2. The second is that they use short-term working capital to fund the acquisition of long term assets
In other words, they use their working capital (short term funding) to purchase plant and equipment or property (long term assets). If your business is growing rapidly, this is a big no, no. You’ll need that working capital to fund your growth, particularly larger inventory holdings.
In most cases this issue can be fixed by sale and lease back of the assets (assuming funding is available). But the key is never to use your working capital to acquire long term assets unless you’re absolutely sure you have significant excess and know that you won’t need it in the near future.
3. The third reason that businesses run out of cash is that they grow too fast
Yes, businesses can grow too fast and it is a situation we see all too often. Make no mistake, a fast growing business is potentially in danger territory, particularly if it doesn’t have access to an endless supply of funds – and which businesses have that luxury?
For many fast growing businesses, this means holding more and more inventory. As the business (and sales) grows, more of the profits are required to be used to invest in more and more inventory to stock more and more stores. If you’re in a business where margins are tight – whammo! – you have lower profits to fund ever increasing inventory. Should inventory turnover slow you could also be in serious trouble.
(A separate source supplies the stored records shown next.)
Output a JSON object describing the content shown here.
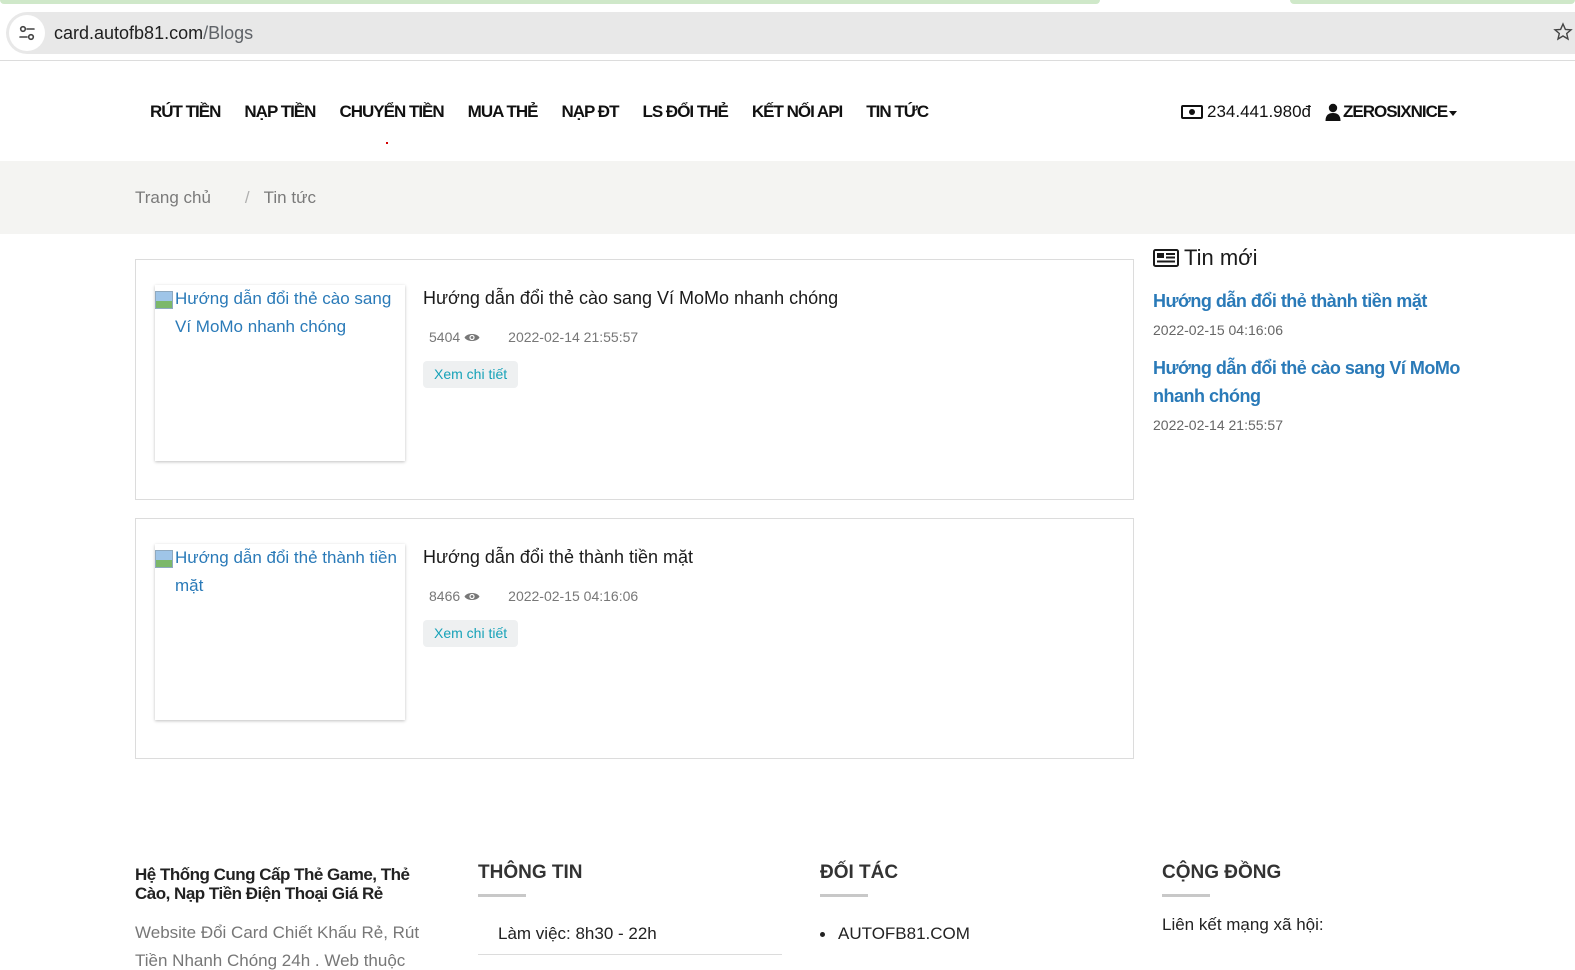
{
  "browser": {
    "url_host": "card.autofb81.com",
    "url_path": "/Blogs"
  },
  "nav": {
    "items": [
      {
        "label": "RÚT TIỀN"
      },
      {
        "label": "NẠP TIỀN"
      },
      {
        "label": "CHUYỂN TIỀN"
      },
      {
        "label": "MUA THẺ"
      },
      {
        "label": "NẠP ĐT"
      },
      {
        "label": "LS ĐỔI THẺ"
      },
      {
        "label": "KẾT NỐI API"
      },
      {
        "label": "TIN TỨC"
      }
    ],
    "balance": "234.441.980đ",
    "username": "ZEROSIXNICE"
  },
  "breadcrumb": {
    "home": "Trang chủ",
    "separator": "/",
    "current": "Tin tức"
  },
  "posts": [
    {
      "thumb_alt": "Hướng dẫn đổi thẻ cào sang Ví MoMo nhanh chóng",
      "title": "Hướng dẫn đổi thẻ cào sang Ví MoMo nhanh chóng",
      "views": "5404",
      "date": "2022-02-14 21:55:57",
      "button": "Xem chi tiết"
    },
    {
      "thumb_alt": "Hướng dẫn đổi thẻ thành tiền mặt",
      "title": "Hướng dẫn đổi thẻ thành tiền mặt",
      "views": "8466",
      "date": "2022-02-15 04:16:06",
      "button": "Xem chi tiết"
    }
  ],
  "sidebar": {
    "title": "Tin mới",
    "items": [
      {
        "title": "Hướng dẫn đổi thẻ thành tiền mặt",
        "date": "2022-02-15 04:16:06"
      },
      {
        "title": "Hướng dẫn đổi thẻ cào sang Ví MoMo nhanh chóng",
        "date": "2022-02-14 21:55:57"
      }
    ]
  },
  "footer": {
    "brand_title": "Hệ Thống Cung Cấp Thẻ Game, Thẻ Cào, Nạp Tiền Điện Thoại Giá Rẻ",
    "brand_desc": "Website Đổi Card Chiết Khấu Rẻ, Rút Tiền Nhanh Chóng 24h . Web thuộc",
    "info_heading": "THÔNG TIN",
    "info_item": "Làm việc: 8h30 - 22h",
    "partner_heading": "ĐỐI TÁC",
    "partner_item": "AUTOFB81.COM",
    "community_heading": "CỘNG ĐỒNG",
    "community_text": "Liên kết mạng xã hội:"
  }
}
If you also happen to have a business where you give credit terms to your customers, then not only do you have a build-up of inventory, but you also have a build-up of debtors. These have to be funded from somewhere. Unless the business is highly profitable, the profit alone may not be enough to fund that growth. This invariably means going to your friendly banker but at some point there will be a limit to which banks will be prepared to fund your growth.
How to avoid running into a cash flow problem?
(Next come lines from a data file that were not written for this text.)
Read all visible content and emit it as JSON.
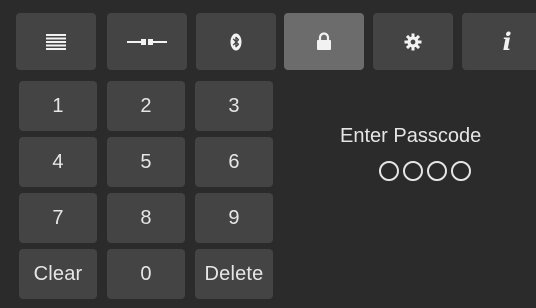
{
  "tabs": [
    {
      "name": "list",
      "icon": "list-icon",
      "active": false
    },
    {
      "name": "connection",
      "icon": "connection-icon",
      "active": false
    },
    {
      "name": "bluetooth",
      "icon": "bluetooth-icon",
      "active": false
    },
    {
      "name": "lock",
      "icon": "lock-icon",
      "active": true
    },
    {
      "name": "settings",
      "icon": "gear-icon",
      "active": false
    },
    {
      "name": "info",
      "icon": "info-icon",
      "active": false,
      "glyph": "i"
    }
  ],
  "keypad": {
    "keys": [
      "1",
      "2",
      "3",
      "4",
      "5",
      "6",
      "7",
      "8",
      "9",
      "Clear",
      "0",
      "Delete"
    ]
  },
  "passcode": {
    "title": "Enter Passcode",
    "digits_entered": 0,
    "digits_total": 4
  },
  "colors": {
    "background": "#2b2b2b",
    "button": "#444444",
    "active_tab": "#6c6c6c",
    "text": "#e6e6e6"
  }
}
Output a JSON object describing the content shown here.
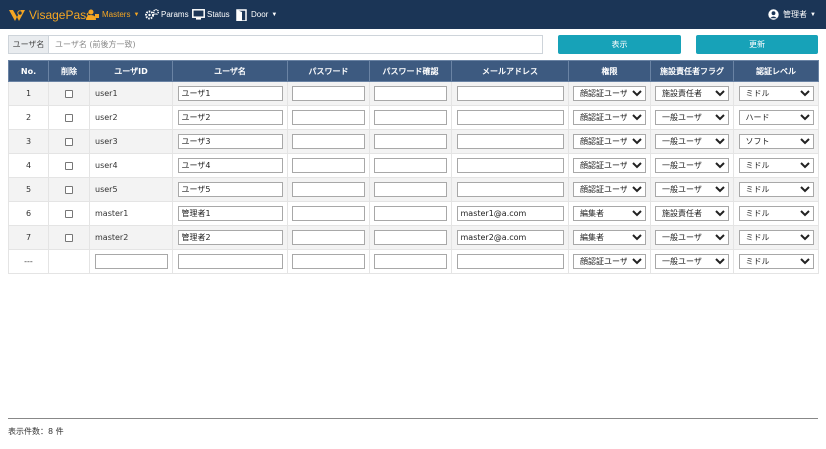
{
  "app": {
    "name": "VisagePass"
  },
  "nav": {
    "masters": "Masters",
    "params": "Params",
    "status": "Status",
    "door": "Door",
    "user": "管理者"
  },
  "search": {
    "label": "ユーザ名",
    "placeholder": "ユーザ名 (前後方一致)",
    "value": ""
  },
  "buttons": {
    "show": "表示",
    "update": "更新"
  },
  "columns": [
    "No.",
    "削除",
    "ユーザID",
    "ユーザ名",
    "パスワード",
    "パスワード確認",
    "メールアドレス",
    "権限",
    "施設責任者フラグ",
    "認証レベル"
  ],
  "rows": [
    {
      "no": "1",
      "user_id": "user1",
      "user_name": "ユーザ1",
      "password": "",
      "password_confirm": "",
      "email": "",
      "role": "顔認証ユーザ",
      "flag": "施設責任者",
      "auth_level": "ミドル"
    },
    {
      "no": "2",
      "user_id": "user2",
      "user_name": "ユーザ2",
      "password": "",
      "password_confirm": "",
      "email": "",
      "role": "顔認証ユーザ",
      "flag": "一般ユーザ",
      "auth_level": "ハード"
    },
    {
      "no": "3",
      "user_id": "user3",
      "user_name": "ユーザ3",
      "password": "",
      "password_confirm": "",
      "email": "",
      "role": "顔認証ユーザ",
      "flag": "一般ユーザ",
      "auth_level": "ソフト"
    },
    {
      "no": "4",
      "user_id": "user4",
      "user_name": "ユーザ4",
      "password": "",
      "password_confirm": "",
      "email": "",
      "role": "顔認証ユーザ",
      "flag": "一般ユーザ",
      "auth_level": "ミドル"
    },
    {
      "no": "5",
      "user_id": "user5",
      "user_name": "ユーザ5",
      "password": "",
      "password_confirm": "",
      "email": "",
      "role": "顔認証ユーザ",
      "flag": "一般ユーザ",
      "auth_level": "ミドル"
    },
    {
      "no": "6",
      "user_id": "master1",
      "user_name": "管理者1",
      "password": "",
      "password_confirm": "",
      "email": "master1@a.com",
      "role": "編集者",
      "flag": "施設責任者",
      "auth_level": "ミドル"
    },
    {
      "no": "7",
      "user_id": "master2",
      "user_name": "管理者2",
      "password": "",
      "password_confirm": "",
      "email": "master2@a.com",
      "role": "編集者",
      "flag": "一般ユーザ",
      "auth_level": "ミドル"
    }
  ],
  "new_row": {
    "no": "---",
    "user_id": "",
    "user_name": "",
    "password": "",
    "password_confirm": "",
    "email": "",
    "role": "顔認証ユーザ",
    "flag": "一般ユーザ",
    "auth_level": "ミドル"
  },
  "footer": {
    "count_text": "表示件数：8 件"
  },
  "colors": {
    "navbar": "#1b3556",
    "accent": "#f5a623",
    "button": "#17a2b8",
    "table_header": "#3d5a80"
  }
}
There are three key measures every business should be checking on a regular basis, but particularly fast growing businesses, to make sure that they have a sound cash position. If you don’t currently know these you’re flying blind. Get a new accounts team!
Your Free Cash Flow
Your Free Cash Flow (or available cash) is simply that. It is the amount of cash you have left out of profit after funding the increase in size of your business. If you’re not measuring and monitoring this then you’re flying blind.
Your Working Capital Burn Rate
This is simply the amount of working capital (debtors plus stock less creditors) as a percentage of sales. If this is (say) 25%, then you know that for every additional $1m in sales, you’re going to need $250k in working capital to fund that growth.
Your Sustainable Growth Rate
This is simply the rate of growth the company can sustain without adversely affecting its proportion of debt to equity funding. It’s called “sustainable growth rate” for a reason.
There is a saying that goes ‘turnover is vanity, profit is sanity but cash flow is reality.’ We have worked with countless high growth businesses who have been stunned to learn that their financial position is unsound despite their growing sales.
It might sound crazy but at times it is essential to reign in your growth to ensure a sustainable journey in the long run. It might be painful to turn down opportunities at the time but trust me, you will be thankful when you come out with a sound business in the end.